> **THE RECORDS**:
--- START ---

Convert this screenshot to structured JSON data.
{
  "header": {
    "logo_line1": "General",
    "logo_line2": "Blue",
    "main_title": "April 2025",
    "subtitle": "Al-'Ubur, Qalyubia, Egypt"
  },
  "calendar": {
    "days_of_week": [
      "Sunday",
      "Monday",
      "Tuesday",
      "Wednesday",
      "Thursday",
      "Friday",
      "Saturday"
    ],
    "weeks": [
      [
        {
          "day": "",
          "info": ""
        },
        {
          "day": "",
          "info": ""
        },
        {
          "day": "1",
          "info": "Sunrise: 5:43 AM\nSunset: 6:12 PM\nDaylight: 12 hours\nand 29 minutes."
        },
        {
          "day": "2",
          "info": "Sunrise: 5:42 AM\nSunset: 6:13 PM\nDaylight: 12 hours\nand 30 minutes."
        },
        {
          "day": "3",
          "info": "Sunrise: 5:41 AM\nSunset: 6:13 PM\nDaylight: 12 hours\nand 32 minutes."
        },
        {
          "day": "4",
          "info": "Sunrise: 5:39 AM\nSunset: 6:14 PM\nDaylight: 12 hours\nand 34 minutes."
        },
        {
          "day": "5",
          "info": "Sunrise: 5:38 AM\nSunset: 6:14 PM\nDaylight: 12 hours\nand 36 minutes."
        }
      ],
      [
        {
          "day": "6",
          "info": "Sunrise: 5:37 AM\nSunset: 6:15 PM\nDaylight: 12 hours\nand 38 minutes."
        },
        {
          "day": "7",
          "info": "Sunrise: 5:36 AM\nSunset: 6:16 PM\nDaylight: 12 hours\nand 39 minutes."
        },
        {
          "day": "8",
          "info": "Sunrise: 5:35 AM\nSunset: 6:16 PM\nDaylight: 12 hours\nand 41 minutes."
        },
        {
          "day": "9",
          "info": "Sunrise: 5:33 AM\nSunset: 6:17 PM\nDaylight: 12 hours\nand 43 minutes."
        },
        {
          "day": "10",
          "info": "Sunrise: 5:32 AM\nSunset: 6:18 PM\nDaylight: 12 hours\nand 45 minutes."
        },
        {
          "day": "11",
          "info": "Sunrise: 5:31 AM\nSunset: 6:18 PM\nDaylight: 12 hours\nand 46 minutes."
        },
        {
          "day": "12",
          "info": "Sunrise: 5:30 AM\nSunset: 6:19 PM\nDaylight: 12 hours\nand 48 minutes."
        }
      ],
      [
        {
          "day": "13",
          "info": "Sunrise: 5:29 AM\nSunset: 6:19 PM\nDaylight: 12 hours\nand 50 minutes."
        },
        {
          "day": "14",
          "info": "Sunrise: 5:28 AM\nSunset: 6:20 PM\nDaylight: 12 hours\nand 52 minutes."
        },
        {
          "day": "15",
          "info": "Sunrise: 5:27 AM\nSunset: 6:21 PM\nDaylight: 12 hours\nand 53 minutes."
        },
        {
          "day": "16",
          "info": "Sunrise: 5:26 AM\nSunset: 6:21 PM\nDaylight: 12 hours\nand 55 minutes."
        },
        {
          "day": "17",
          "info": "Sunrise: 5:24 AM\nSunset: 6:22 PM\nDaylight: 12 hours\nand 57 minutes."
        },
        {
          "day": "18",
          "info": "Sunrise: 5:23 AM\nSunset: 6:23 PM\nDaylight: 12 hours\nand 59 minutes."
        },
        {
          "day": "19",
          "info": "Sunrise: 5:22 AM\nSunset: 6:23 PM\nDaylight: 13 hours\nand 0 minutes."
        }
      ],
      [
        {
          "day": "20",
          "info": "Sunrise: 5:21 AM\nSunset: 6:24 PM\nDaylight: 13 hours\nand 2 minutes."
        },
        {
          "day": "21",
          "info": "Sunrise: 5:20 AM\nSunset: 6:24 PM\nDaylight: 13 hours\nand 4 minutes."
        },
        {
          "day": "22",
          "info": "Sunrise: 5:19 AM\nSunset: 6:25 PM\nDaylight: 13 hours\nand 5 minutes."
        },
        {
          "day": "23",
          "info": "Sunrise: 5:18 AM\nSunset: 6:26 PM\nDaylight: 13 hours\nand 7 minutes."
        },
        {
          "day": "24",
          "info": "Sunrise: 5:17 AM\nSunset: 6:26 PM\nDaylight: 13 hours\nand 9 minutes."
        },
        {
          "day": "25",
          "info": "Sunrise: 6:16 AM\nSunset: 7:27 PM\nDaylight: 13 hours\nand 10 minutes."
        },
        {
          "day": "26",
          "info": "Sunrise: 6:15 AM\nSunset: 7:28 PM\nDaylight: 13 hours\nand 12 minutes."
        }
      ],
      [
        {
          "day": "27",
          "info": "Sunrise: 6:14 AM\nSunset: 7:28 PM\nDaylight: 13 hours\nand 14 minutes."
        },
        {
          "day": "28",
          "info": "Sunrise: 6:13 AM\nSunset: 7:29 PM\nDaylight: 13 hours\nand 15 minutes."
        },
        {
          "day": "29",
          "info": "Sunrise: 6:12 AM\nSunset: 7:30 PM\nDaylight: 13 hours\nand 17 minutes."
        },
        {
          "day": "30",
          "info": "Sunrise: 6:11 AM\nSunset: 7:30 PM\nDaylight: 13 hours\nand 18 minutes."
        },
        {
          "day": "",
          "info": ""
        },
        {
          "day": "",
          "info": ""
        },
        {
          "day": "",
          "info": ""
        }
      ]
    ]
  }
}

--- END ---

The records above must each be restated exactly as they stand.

> **SOLVED PROBLEM**:
Convert this screenshot to structured JSON data.
{
  "header": {
    "logo_line1": "General",
    "logo_line2": "Blue",
    "main_title": "April 2025",
    "subtitle": "Al-'Ubur, Qalyubia, Egypt"
  },
  "calendar": {
    "days_of_week": [
      "Sunday",
      "Monday",
      "Tuesday",
      "Wednesday",
      "Thursday",
      "Friday",
      "Saturday"
    ],
    "weeks": [
      [
        {
          "day": "",
          "info": ""
        },
        {
          "day": "",
          "info": ""
        },
        {
          "day": "1",
          "info": "Sunrise: 5:43 AM\nSunset: 6:12 PM\nDaylight: 12 hours\nand 29 minutes."
        },
        {
          "day": "2",
          "info": "Sunrise: 5:42 AM\nSunset: 6:13 PM\nDaylight: 12 hours\nand 30 minutes."
        },
        {
          "day": "3",
          "info": "Sunrise: 5:41 AM\nSunset: 6:13 PM\nDaylight: 12 hours\nand 32 minutes."
        },
        {
          "day": "4",
          "info": "Sunrise: 5:39 AM\nSunset: 6:14 PM\nDaylight: 12 hours\nand 34 minutes."
        },
        {
          "day": "5",
          "info": "Sunrise: 5:38 AM\nSunset: 6:14 PM\nDaylight: 12 hours\nand 36 minutes."
        }
      ],
      [
        {
          "day": "6",
          "info": "Sunrise: 5:37 AM\nSunset: 6:15 PM\nDaylight: 12 hours\nand 38 minutes."
        },
        {
          "day": "7",
          "info": "Sunrise: 5:36 AM\nSunset: 6:16 PM\nDaylight: 12 hours\nand 39 minutes."
        },
        {
          "day": "8",
          "info": "Sunrise: 5:35 AM\nSunset: 6:16 PM\nDaylight: 12 hours\nand 41 minutes."
        },
        {
          "day": "9",
          "info": "Sunrise: 5:33 AM\nSunset: 6:17 PM\nDaylight: 12 hours\nand 43 minutes."
        },
        {
          "day": "10",
          "info": "Sunrise: 5:32 AM\nSunset: 6:18 PM\nDaylight: 12 hours\nand 45 minutes."
        },
        {
          "day": "11",
          "info": "Sunrise: 5:31 AM\nSunset: 6:18 PM\nDaylight: 12 hours\nand 46 minutes."
        },
        {
          "day": "12",
          "info": "Sunrise: 5:30 AM\nSunset: 6:19 PM\nDaylight: 12 hours\nand 48 minutes."
        }
      ],
      [
        {
          "day": "13",
          "info": "Sunrise: 5:29 AM\nSunset: 6:19 PM\nDaylight: 12 hours\nand 50 minutes."
        },
        {
          "day": "14",
          "info": "Sunrise: 5:28 AM\nSunset: 6:20 PM\nDaylight: 12 hours\nand 52 minutes."
        },
        {
          "day": "15",
          "info": "Sunrise: 5:27 AM\nSunset: 6:21 PM\nDaylight: 12 hours\nand 53 minutes."
        },
        {
          "day": "16",
          "info": "Sunrise: 5:26 AM\nSunset: 6:21 PM\nDaylight: 12 hours\nand 55 minutes."
        },
        {
          "day": "17",
          "info": "Sunrise: 5:24 AM\nSunset: 6:22 PM\nDaylight: 12 hours\nand 57 minutes."
        },
        {
          "day": "18",
          "info": "Sunrise: 5:23 AM\nSunset: 6:23 PM\nDaylight: 12 hours\nand 59 minutes."
        },
        {
          "day": "19",
          "info": "Sunrise: 5:22 AM\nSunset: 6:23 PM\nDaylight: 13 hours\nand 0 minutes."
        }
      ],
      [
        {
          "day": "20",
          "info": "Sunrise: 5:21 AM\nSunset: 6:24 PM\nDaylight: 13 hours\nand 2 minutes."
        },
        {
          "day": "21",
          "info": "Sunrise: 5:20 AM\nSunset: 6:24 PM\nDaylight: 13 hours\nand 4 minutes."
        },
        {
          "day": "22",
          "info": "Sunrise: 5:19 AM\nSunset: 6:25 PM\nDaylight: 13 hours\nand 5 minutes."
        },
        {
          "day": "23",
          "info": "Sunrise: 5:18 AM\nSunset: 6:26 PM\nDaylight: 13 hours\nand 7 minutes."
        },
        {
          "day": "24",
          "info": "Sunrise: 5:17 AM\nSunset: 6:26 PM\nDaylight: 13 hours\nand 9 minutes."
        },
        {
          "day": "25",
          "info": "Sunrise: 6:16 AM\nSunset: 7:27 PM\nDaylight: 13 hours\nand 10 minutes."
        },
        {
          "day": "26",
          "info": "Sunrise: 6:15 AM\nSunset: 7:28 PM\nDaylight: 13 hours\nand 12 minutes."
        }
      ],
      [
        {
          "day": "27",
          "info": "Sunrise: 6:14 AM\nSunset: 7:28 PM\nDaylight: 13 hours\nand 14 minutes."
        },
        {
          "day": "28",
          "info": "Sunrise: 6:13 AM\nSunset: 7:29 PM\nDaylight: 13 hours\nand 15 minutes."
        },
        {
          "day": "29",
          "info": "Sunrise: 6:12 AM\nSunset: 7:30 PM\nDaylight: 13 hours\nand 17 minutes."
        },
        {
          "day": "30",
          "info": "Sunrise: 6:11 AM\nSunset: 7:30 PM\nDaylight: 13 hours\nand 18 minutes."
        },
        {
          "day": "",
          "info": ""
        },
        {
          "day": "",
          "info": ""
        },
        {
          "day": "",
          "info": ""
        }
      ]
    ]
  }
}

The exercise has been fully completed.